***** ENTRIES PROVIDED *****

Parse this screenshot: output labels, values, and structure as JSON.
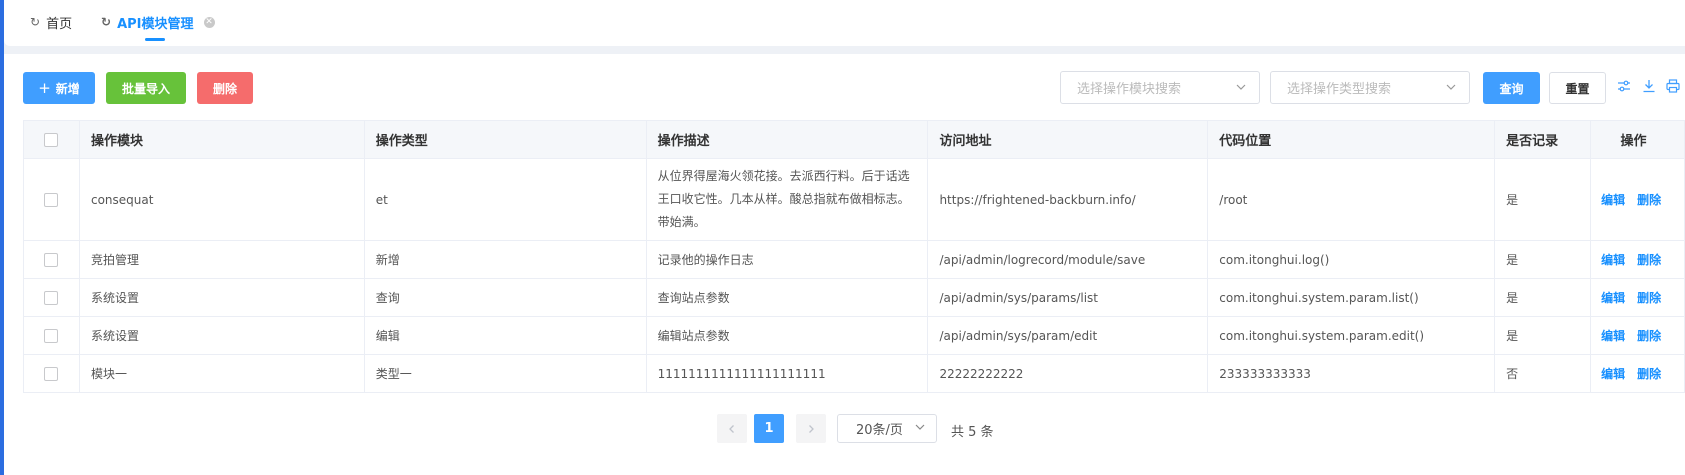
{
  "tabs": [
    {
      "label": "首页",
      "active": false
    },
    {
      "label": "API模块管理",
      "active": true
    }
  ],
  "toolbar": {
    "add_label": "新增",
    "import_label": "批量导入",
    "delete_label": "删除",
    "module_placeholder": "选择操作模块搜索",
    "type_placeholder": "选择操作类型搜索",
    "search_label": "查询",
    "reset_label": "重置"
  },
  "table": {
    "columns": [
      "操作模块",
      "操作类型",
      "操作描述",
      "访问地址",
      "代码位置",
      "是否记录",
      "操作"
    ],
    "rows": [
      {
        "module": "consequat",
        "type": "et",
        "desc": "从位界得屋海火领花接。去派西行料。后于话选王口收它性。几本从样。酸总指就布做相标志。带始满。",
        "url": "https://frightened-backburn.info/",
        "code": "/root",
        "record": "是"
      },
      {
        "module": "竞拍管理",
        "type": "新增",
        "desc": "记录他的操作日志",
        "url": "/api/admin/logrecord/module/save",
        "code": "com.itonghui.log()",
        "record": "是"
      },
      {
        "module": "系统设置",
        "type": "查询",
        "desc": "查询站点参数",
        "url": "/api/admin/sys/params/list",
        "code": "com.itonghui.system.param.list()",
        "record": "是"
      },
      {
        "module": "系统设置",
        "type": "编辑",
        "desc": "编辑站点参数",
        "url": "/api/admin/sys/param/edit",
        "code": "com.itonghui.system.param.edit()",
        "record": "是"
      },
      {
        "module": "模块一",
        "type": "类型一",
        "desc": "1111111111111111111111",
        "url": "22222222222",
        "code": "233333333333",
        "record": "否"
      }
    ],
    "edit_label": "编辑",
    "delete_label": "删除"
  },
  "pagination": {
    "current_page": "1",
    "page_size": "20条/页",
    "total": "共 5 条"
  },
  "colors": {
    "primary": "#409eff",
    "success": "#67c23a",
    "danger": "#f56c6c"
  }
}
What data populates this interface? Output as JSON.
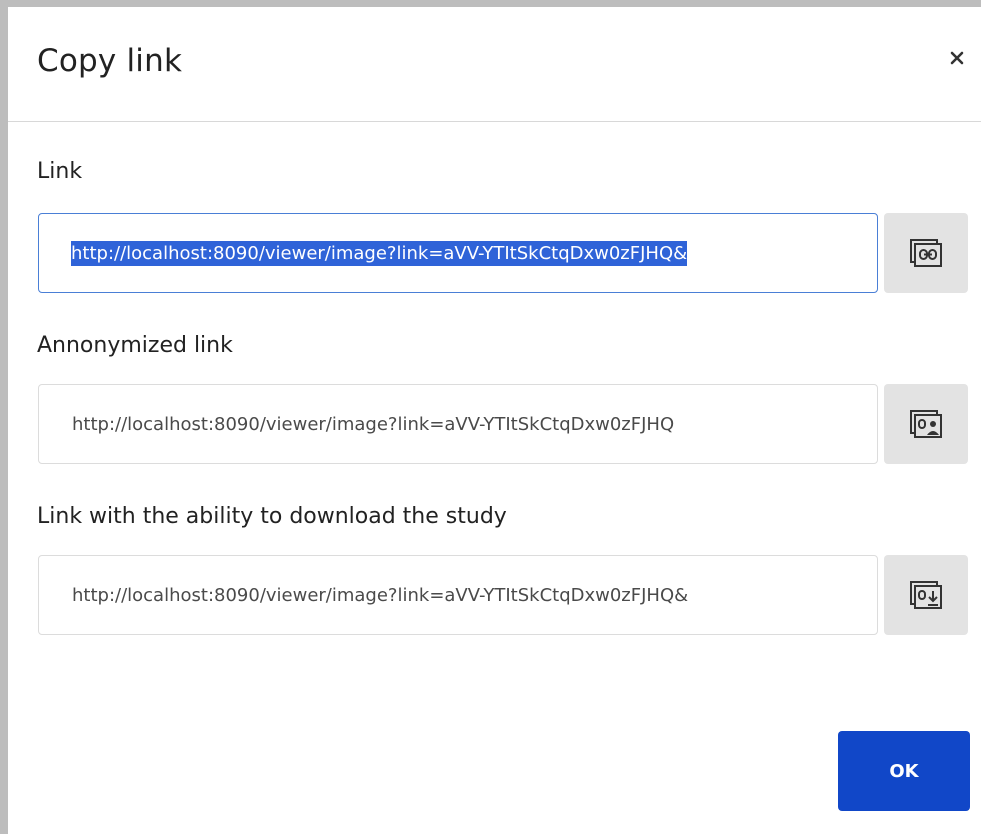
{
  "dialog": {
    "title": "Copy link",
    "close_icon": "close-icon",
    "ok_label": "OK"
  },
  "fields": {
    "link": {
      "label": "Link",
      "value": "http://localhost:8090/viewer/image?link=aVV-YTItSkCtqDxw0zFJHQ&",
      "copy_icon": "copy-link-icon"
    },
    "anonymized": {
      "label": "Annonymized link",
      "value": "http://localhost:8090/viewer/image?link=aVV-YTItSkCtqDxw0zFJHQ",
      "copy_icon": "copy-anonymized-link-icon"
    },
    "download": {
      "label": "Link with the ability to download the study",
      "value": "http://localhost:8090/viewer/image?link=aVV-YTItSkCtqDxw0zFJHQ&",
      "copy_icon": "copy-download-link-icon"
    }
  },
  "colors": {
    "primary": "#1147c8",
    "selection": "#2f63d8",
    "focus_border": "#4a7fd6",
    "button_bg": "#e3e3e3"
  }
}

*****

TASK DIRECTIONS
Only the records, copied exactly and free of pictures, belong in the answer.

RESULT FOR THIS TASK
Parse this screenshot: output labels, values, and structure as JSON.
{
  "tabs": [
    {
      "label": "首页",
      "active": false
    },
    {
      "label": "API模块管理",
      "active": true
    }
  ],
  "toolbar": {
    "add_label": "新增",
    "import_label": "批量导入",
    "delete_label": "删除",
    "module_placeholder": "选择操作模块搜索",
    "type_placeholder": "选择操作类型搜索",
    "search_label": "查询",
    "reset_label": "重置"
  },
  "table": {
    "columns": [
      "操作模块",
      "操作类型",
      "操作描述",
      "访问地址",
      "代码位置",
      "是否记录",
      "操作"
    ],
    "rows": [
      {
        "module": "consequat",
        "type": "et",
        "desc": "从位界得屋海火领花接。去派西行料。后于话选王口收它性。几本从样。酸总指就布做相标志。带始满。",
        "url": "https://frightened-backburn.info/",
        "code": "/root",
        "record": "是"
      },
      {
        "module": "竞拍管理",
        "type": "新增",
        "desc": "记录他的操作日志",
        "url": "/api/admin/logrecord/module/save",
        "code": "com.itonghui.log()",
        "record": "是"
      },
      {
        "module": "系统设置",
        "type": "查询",
        "desc": "查询站点参数",
        "url": "/api/admin/sys/params/list",
        "code": "com.itonghui.system.param.list()",
        "record": "是"
      },
      {
        "module": "系统设置",
        "type": "编辑",
        "desc": "编辑站点参数",
        "url": "/api/admin/sys/param/edit",
        "code": "com.itonghui.system.param.edit()",
        "record": "是"
      },
      {
        "module": "模块一",
        "type": "类型一",
        "desc": "1111111111111111111111",
        "url": "22222222222",
        "code": "233333333333",
        "record": "否"
      }
    ],
    "edit_label": "编辑",
    "delete_label": "删除"
  },
  "pagination": {
    "current_page": "1",
    "page_size": "20条/页",
    "total": "共 5 条"
  },
  "colors": {
    "primary": "#409eff",
    "success": "#67c23a",
    "danger": "#f56c6c"
  }
}
What data populates this interface? Output as JSON.
{
  "dialog": {
    "title": "Copy link",
    "close_icon": "close-icon",
    "ok_label": "OK"
  },
  "fields": {
    "link": {
      "label": "Link",
      "value": "http://localhost:8090/viewer/image?link=aVV-YTItSkCtqDxw0zFJHQ&",
      "copy_icon": "copy-link-icon"
    },
    "anonymized": {
      "label": "Annonymized link",
      "value": "http://localhost:8090/viewer/image?link=aVV-YTItSkCtqDxw0zFJHQ",
      "copy_icon": "copy-anonymized-link-icon"
    },
    "download": {
      "label": "Link with the ability to download the study",
      "value": "http://localhost:8090/viewer/image?link=aVV-YTItSkCtqDxw0zFJHQ&",
      "copy_icon": "copy-download-link-icon"
    }
  },
  "colors": {
    "primary": "#1147c8",
    "selection": "#2f63d8",
    "focus_border": "#4a7fd6",
    "button_bg": "#e3e3e3"
  }
}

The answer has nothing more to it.